The former Vice President of Trump Plaza Casino in Atlantic City told CNN Monday that he was so fearful that Donald Trump had bugged his office that he had it professionally swept for a year.
In an interview with Erin Burnett, Jack O’Donnell explained that Trump taping conversations was part of “business as usual” for the Trump Organization.
“Just before I became the president and chief operating officer of the organization, my boss at the time, Steve Hyde, came to me and said, ‘Hey, you have a lot of conversations with Donald. You’re going to be on the phone a lot. Just be aware that somebody is always going to be listening. It might be recorded and it might just be somebody else in the office listening in on the conversations. But I was very aware that your conversations were being heard by more than just Donald Trump when you spoke to him.”
When confessing to sweeping his office, he said that he “became suspicious early on when I moved into the president’s office.” So, he asked the security people to sweep his office.
“Then it did become a regular thing, like every six months I had, you know, somebody go through the office, one of our surveillance people, just to make sure,” he continued. “We weren’t doing anything wrong but, you know, the red flags went off a couple of times when I was on calls. Some, you know, with Donald, some without him.”
When he spoke of “red flags” he explained that it was a series of clicks or a bad connection of the phone. Similarly, he would have people in the office not saying anything while speaking with him. He never identifies who is on the call or listening in when speaking to people, according to O’Donnell.
Former Trump lawyer Michael Cohen revealed through his own attorney that there are over 150 recorded conversations with Trump.
See the full interview below:
NYT columnist says one of Trump’s friends begged him to talk him out of launching war with Iran
On Monday, Thomas Friedman of The New York Times spoke to CNN's Anderson Cooper, following President Donald Trump's attacks on him for calling his behavior racist in a recent article. The president accused him of "kissing [his] a**" in an Oval Office phone call.
Speaking to Cooper, Friedman denied Trump's characterization of their discussion.
"The president tweeted about a private conversation we had and lobbed in a few insults," said Friedman. "Basically, my response, which I put out on Twitter is that I was encouraged by a friend of his to speak to him after the downing of the American drone, because I thought it was wise that we not retaliate, and I thought he was wise not to retaliate, and this friend of his wanted me to encourage him in that, because he was evidently agonizing a little over that not retaliating. And I did that. I began the conversation by saying that 'I disagree with you, Mr. President on many things, but I think you did the right thing on this.' We talked for about four minutes. We also talked about China and we left it at that."

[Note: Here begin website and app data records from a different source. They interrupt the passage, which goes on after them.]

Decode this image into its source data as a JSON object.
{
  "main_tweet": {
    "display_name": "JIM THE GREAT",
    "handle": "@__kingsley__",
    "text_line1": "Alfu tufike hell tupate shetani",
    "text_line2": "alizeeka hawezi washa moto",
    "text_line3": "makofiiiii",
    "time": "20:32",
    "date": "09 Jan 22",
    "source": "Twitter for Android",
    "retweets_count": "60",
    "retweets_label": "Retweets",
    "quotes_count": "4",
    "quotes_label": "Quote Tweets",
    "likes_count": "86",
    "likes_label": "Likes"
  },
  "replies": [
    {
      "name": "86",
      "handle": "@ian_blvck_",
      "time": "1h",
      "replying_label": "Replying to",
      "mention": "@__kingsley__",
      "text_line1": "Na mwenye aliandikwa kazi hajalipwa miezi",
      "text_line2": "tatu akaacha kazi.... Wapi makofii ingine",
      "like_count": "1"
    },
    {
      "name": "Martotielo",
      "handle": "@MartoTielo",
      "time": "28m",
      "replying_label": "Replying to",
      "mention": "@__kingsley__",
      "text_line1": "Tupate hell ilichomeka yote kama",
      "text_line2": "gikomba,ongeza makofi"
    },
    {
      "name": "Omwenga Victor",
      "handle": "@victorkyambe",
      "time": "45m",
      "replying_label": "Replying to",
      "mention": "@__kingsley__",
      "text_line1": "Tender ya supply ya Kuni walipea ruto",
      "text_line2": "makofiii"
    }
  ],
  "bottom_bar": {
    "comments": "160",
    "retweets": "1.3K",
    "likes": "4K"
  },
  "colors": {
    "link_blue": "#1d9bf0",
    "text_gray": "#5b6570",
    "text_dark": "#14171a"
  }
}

Here are 3 things Americans must hear from Mueller’s testimony: Democratic senator
No one can say with certainty what former special counsel Robert Mueller will tell the American people when he testifies before the House Intelligence and Judiciary Committees on Wednesday.
But on Monday, Sen. Mazie Hirono (D-HI) told CNN's Wolf Blitzer the broad strokes of what Mueller will be expected to say — and what the American people should be listening for if they are not yet convinced President Donald Trump has committed impeachable offenses.
"Do you think there are Americans out there who still haven't made up their mind on this issue of impeachment, obstruction of justice, collusion and all of that?" Blitzer asked her. "Have the American people moved on?"
Trump is becoming more hawkish on Iran — and he’s running out of options: report
So far, one of the only pieces of good news in the escalating tensions between the United States and Iran is that President Donald Trump has been reluctant to use military force, taking his cues in part from Fox News host Tucker Carlson, who has personally warned him that it would end his presidency — resisting the urges of his most trigger-happy advisers like John Bolton.
Now, however, the president appears to be having second thoughts as it becomes clearer that he will not be able to broker a better deal than President Barack Obama's nuclear agreement, and is starting to view the conflict more hawkishly, reported CNN's Kaitlan Collins on Monday.